"No president has ever tried it," she told VOA News. "It’s unlikely the president can pardon himself. I think the court would say no" and if he did give himself a pardon, "most congresses would impeach him."
Bloch also notes when most people accept a pardon "it’s an admission of guilt," thus it would be a bad idea for Trump to pursue such a course of action.
The professor, who has testified before the Senate on whether a president can be indicted and tried while in office, says the special counsel is "absolutely constitutional."
Another constitutional scholar, Keith Whittington at Princeton University, said, "I think it is important to note that the president’s comments reference serious arguments that are being debated by legal scholars, but these are difficult and unusual constitutional questions that would ultimately be answered in the courts."
According to Northwestern University Law Professor Andrew Koppelman, "Trump's position on pardons is consistent with the Constitution's text, but inconsistent with the overall structure. It means that the President could commit capital treason, or any other federal crime, and then immediately pardon himself.
"It means that he could commit murder in the White House," Koppelman said. "It makes no sense within the Constitution as a whole."
Asked by reporters Monday about Trump’s comment on his ability to pardon himself, White House Press Secretary Sarah Sanders repeatedly replied: "The president hasn’t done anything wrong."

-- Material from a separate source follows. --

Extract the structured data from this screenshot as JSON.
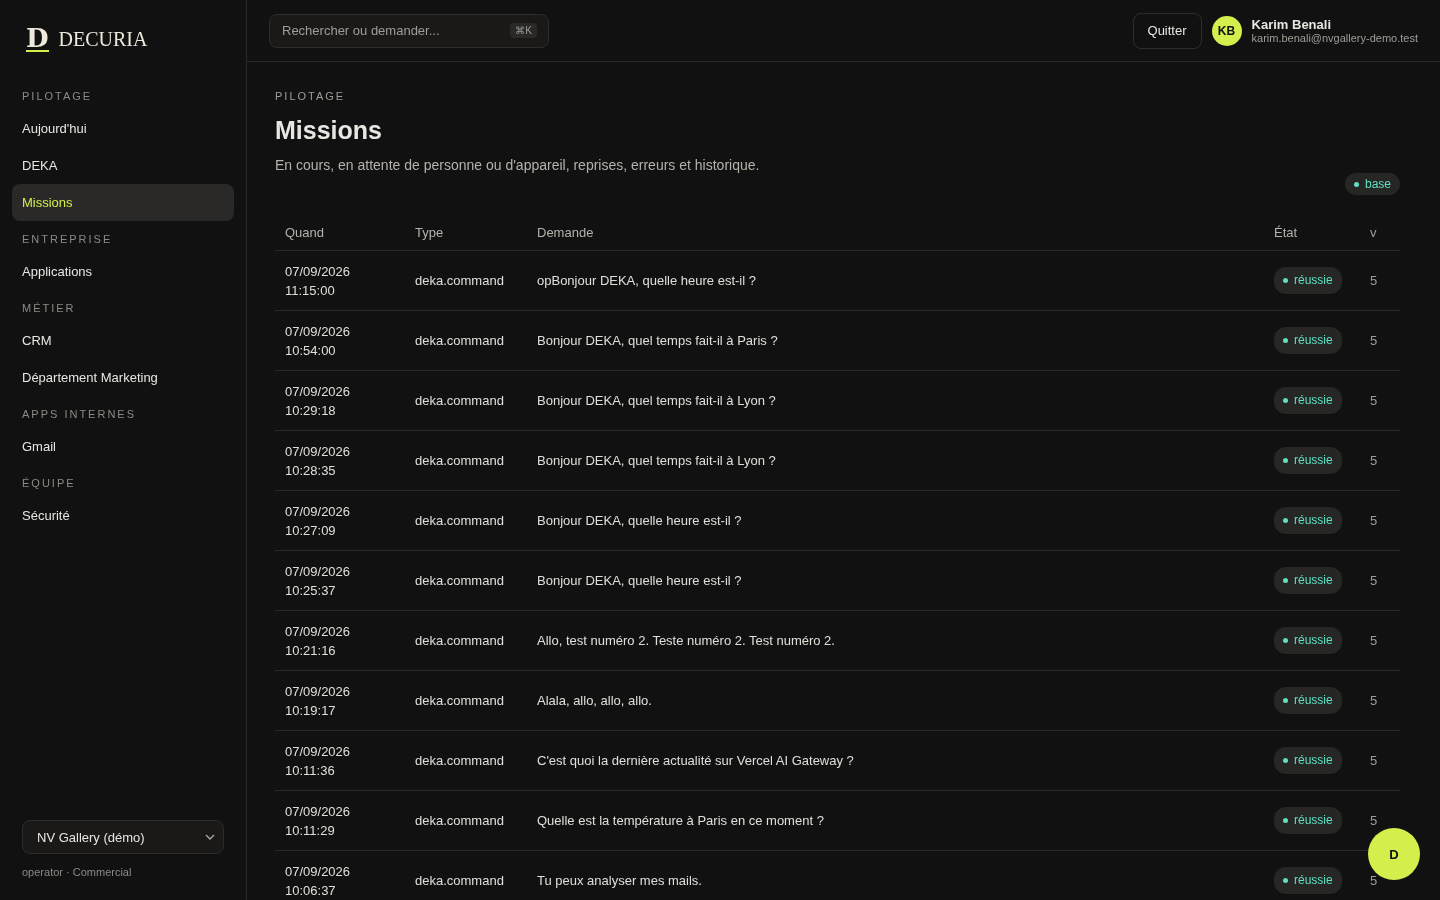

Whittington, a professor of politics, told VOA News, "The courts have recognized some implicit limits on the pardoning power in the past and they would have to assess whether a self-pardon is legally valid or falls outside the scope of the pardoning power. It is not obvious how the courts might respond to such an unusual pardon."
Sanders also replied that Trump is "certainly not" above the law when asked by a reporter if the president believes he occupies a unique legal immunity.
Commenting Monday on Twitter, Trump also repeated his branding of the yearlong probe led by special counsel Robert Mueller as a "never ending witch hunt."
Trump attorney Rudy Giuliani on Sunday said the president, who has pardoned three conservative figures who have been convicted of crimes, has "no intention of pardoning himself." But the former New York City mayor and federal prosecutor added that "it would be an open question" whether he could do so, while acknowledging there would be a political firestorm in the United States if he did.
"Pardoning himself would be unthinkable and probably lead to immediate impeachment," Giuliani said on NBC’s "Meet the Press."
Letter to special counsel
Trump lawyers contended in a 20-page letter to Mueller in January, before Giuliani joined the president’s legal team, that he cannot be compelled to testify through a subpoena and argued he could not have obstructed justice by firing FBI Director James Comey when he was leading the Russia investigation because as president Trump has unlimited power to terminate the investigation.
Giuliani called the letter, first disclosed Saturday by The New York Times, "very, very persuasive." He said Trump’s lawyers would contest in court any attempt to subpoena Trump to answer questions.
Within days of ousting Comey, Trump said that when he dismissed him he was thinking of "this Russia thing," because he thought it was a made-up excuse by Democrats looking for a reason for Trump’s upset win over former Secretary of State Hillary Clinton. Last week, Trump said that was not the reason but offered no other explanation.
Long-standing Justice Department rules have concluded that a sitting president cannot be indicted for criminal wrongdoing. Mueller, however, could lay out his findings in a report that could eventually be turned over to Congress, where lawmakers could, if they decided there was wrongdoing by Trump, pursue his impeachment.
But it is "a constitutionally unfortunate place that we’re in" now, as a result of Trump’s tweets Monday, said Bloch, the Georgetown law professor.